# WHAT TO WORK ON
Without including any images, set down the records below exactly.

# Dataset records
******************************

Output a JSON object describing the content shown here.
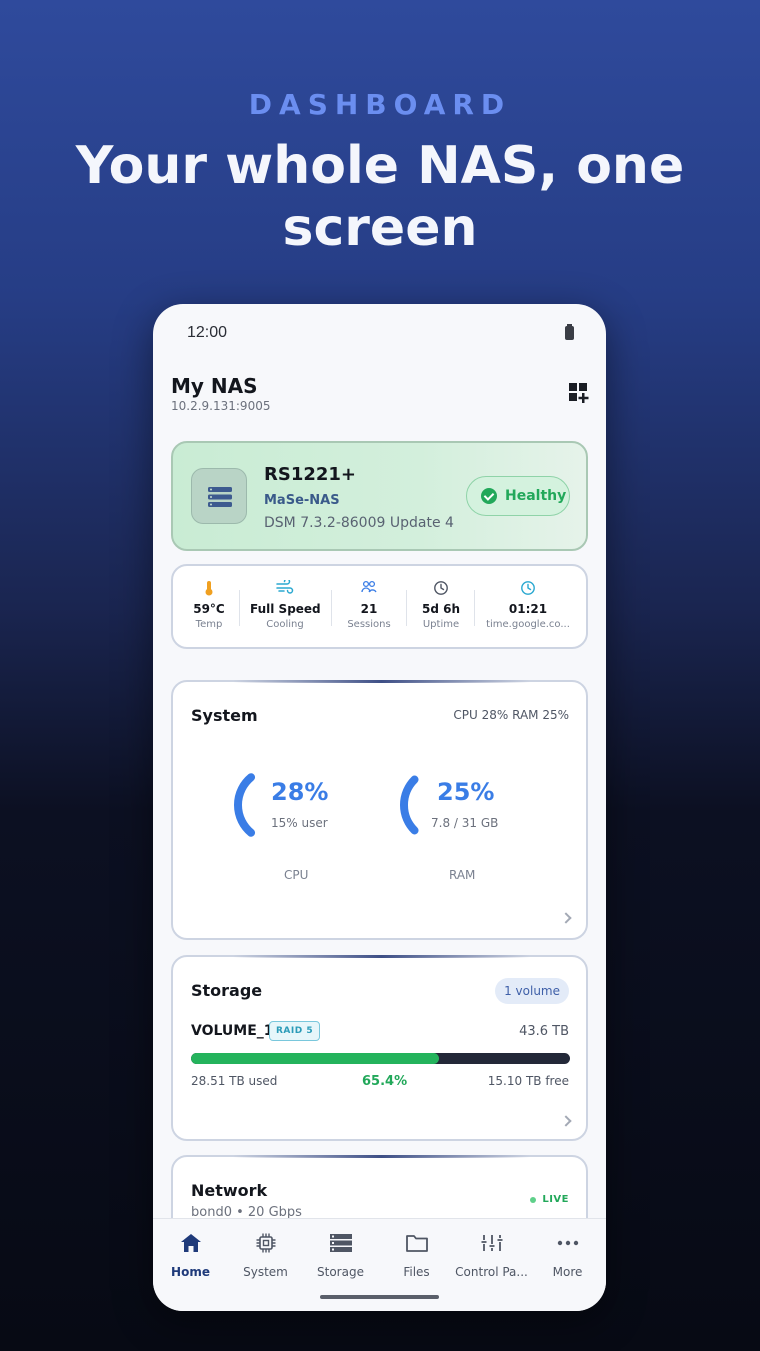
{
  "hero": {
    "eyebrow": "DASHBOARD",
    "headline": "Your whole NAS, one screen"
  },
  "status_bar": {
    "time": "12:00"
  },
  "app": {
    "title": "My NAS",
    "address": "10.2.9.131:9005"
  },
  "device": {
    "model": "RS1221+",
    "hostname": "MaSe-NAS",
    "dsm": "DSM 7.3.2-86009 Update 4",
    "health": "Healthy"
  },
  "stats": [
    {
      "icon": "thermometer-icon",
      "value": "59°C",
      "label": "Temp"
    },
    {
      "icon": "fan-wind-icon",
      "value": "Full Speed",
      "label": "Cooling"
    },
    {
      "icon": "users-icon",
      "value": "21",
      "label": "Sessions"
    },
    {
      "icon": "clock-icon",
      "value": "5d 6h",
      "label": "Uptime"
    },
    {
      "icon": "time-sync-icon",
      "value": "01:21",
      "label": "time.google.co..."
    }
  ],
  "system": {
    "title": "System",
    "summary": "CPU 28%  RAM 25%",
    "cpu": {
      "percent": "28%",
      "detail": "15% user",
      "label": "CPU",
      "fraction": 0.28
    },
    "ram": {
      "percent": "25%",
      "detail": "7.8 / 31 GB",
      "label": "RAM",
      "fraction": 0.25
    }
  },
  "storage": {
    "title": "Storage",
    "badge": "1 volume",
    "volume_name": "VOLUME_1",
    "raid": "RAID 5",
    "size": "43.6 TB",
    "used": "28.51 TB used",
    "percent": "65.4%",
    "used_fraction": 0.654,
    "free": "15.10 TB free"
  },
  "network": {
    "title": "Network",
    "subtitle": "bond0 • 20 Gbps",
    "status": "LIVE"
  },
  "nav": [
    {
      "label": "Home",
      "icon": "home-icon",
      "active": true
    },
    {
      "label": "System",
      "icon": "chip-icon"
    },
    {
      "label": "Storage",
      "icon": "storage-icon"
    },
    {
      "label": "Files",
      "icon": "folder-icon"
    },
    {
      "label": "Control Pa...",
      "icon": "sliders-icon"
    },
    {
      "label": "More",
      "icon": "more-dots-icon"
    }
  ],
  "colors": {
    "accent": "#3a7de6",
    "healthy": "#22a85a",
    "brand_dark": "#1f3a7a"
  }
}
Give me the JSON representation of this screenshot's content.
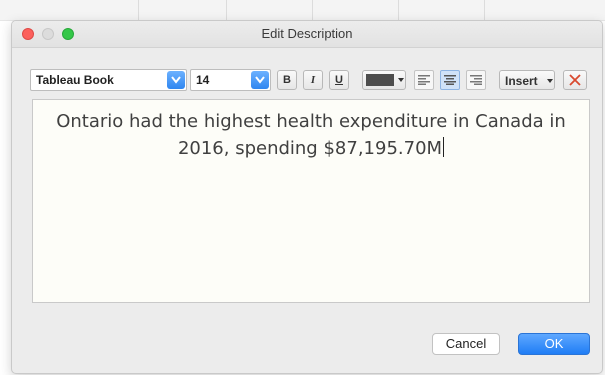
{
  "window": {
    "title": "Edit Description"
  },
  "toolbar": {
    "font_family": "Tableau Book",
    "font_size": "14",
    "bold_label": "B",
    "italic_label": "I",
    "underline_label": "U",
    "text_color": "#4d4d4d",
    "alignment": "center",
    "insert_label": "Insert",
    "insert_caret": "▾"
  },
  "editor": {
    "line1": "Ontario had the highest health expenditure in Canada in",
    "line2": "2016, spending $87,195.70M"
  },
  "footer": {
    "cancel_label": "Cancel",
    "ok_label": "OK"
  },
  "colors": {
    "accent": "#2f86f0",
    "close": "#fc605c",
    "maximize": "#34c748",
    "editor_bg": "#fdfdf8"
  }
}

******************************

# RESPONSE
Output a JSON object describing the content shown here.
{
  "hero": {
    "eyebrow": "DASHBOARD",
    "headline": "Your whole NAS, one screen"
  },
  "status_bar": {
    "time": "12:00"
  },
  "app": {
    "title": "My NAS",
    "address": "10.2.9.131:9005"
  },
  "device": {
    "model": "RS1221+",
    "hostname": "MaSe-NAS",
    "dsm": "DSM 7.3.2-86009 Update 4",
    "health": "Healthy"
  },
  "stats": [
    {
      "icon": "thermometer-icon",
      "value": "59°C",
      "label": "Temp"
    },
    {
      "icon": "fan-wind-icon",
      "value": "Full Speed",
      "label": "Cooling"
    },
    {
      "icon": "users-icon",
      "value": "21",
      "label": "Sessions"
    },
    {
      "icon": "clock-icon",
      "value": "5d 6h",
      "label": "Uptime"
    },
    {
      "icon": "time-sync-icon",
      "value": "01:21",
      "label": "time.google.co..."
    }
  ],
  "system": {
    "title": "System",
    "summary": "CPU 28%  RAM 25%",
    "cpu": {
      "percent": "28%",
      "detail": "15% user",
      "label": "CPU",
      "fraction": 0.28
    },
    "ram": {
      "percent": "25%",
      "detail": "7.8 / 31 GB",
      "label": "RAM",
      "fraction": 0.25
    }
  },
  "storage": {
    "title": "Storage",
    "badge": "1 volume",
    "volume_name": "VOLUME_1",
    "raid": "RAID 5",
    "size": "43.6 TB",
    "used": "28.51 TB used",
    "percent": "65.4%",
    "used_fraction": 0.654,
    "free": "15.10 TB free"
  },
  "network": {
    "title": "Network",
    "subtitle": "bond0 • 20 Gbps",
    "status": "LIVE"
  },
  "nav": [
    {
      "label": "Home",
      "icon": "home-icon",
      "active": true
    },
    {
      "label": "System",
      "icon": "chip-icon"
    },
    {
      "label": "Storage",
      "icon": "storage-icon"
    },
    {
      "label": "Files",
      "icon": "folder-icon"
    },
    {
      "label": "Control Pa...",
      "icon": "sliders-icon"
    },
    {
      "label": "More",
      "icon": "more-dots-icon"
    }
  ],
  "colors": {
    "accent": "#3a7de6",
    "healthy": "#22a85a",
    "brand_dark": "#1f3a7a"
  }
}
Give me the JSON representation of this screenshot's content.
{
  "window": {
    "title": "Edit Description"
  },
  "toolbar": {
    "font_family": "Tableau Book",
    "font_size": "14",
    "bold_label": "B",
    "italic_label": "I",
    "underline_label": "U",
    "text_color": "#4d4d4d",
    "alignment": "center",
    "insert_label": "Insert",
    "insert_caret": "▾"
  },
  "editor": {
    "line1": "Ontario had the highest health expenditure in Canada in",
    "line2": "2016, spending $87,195.70M"
  },
  "footer": {
    "cancel_label": "Cancel",
    "ok_label": "OK"
  },
  "colors": {
    "accent": "#2f86f0",
    "close": "#fc605c",
    "maximize": "#34c748",
    "editor_bg": "#fdfdf8"
  }
}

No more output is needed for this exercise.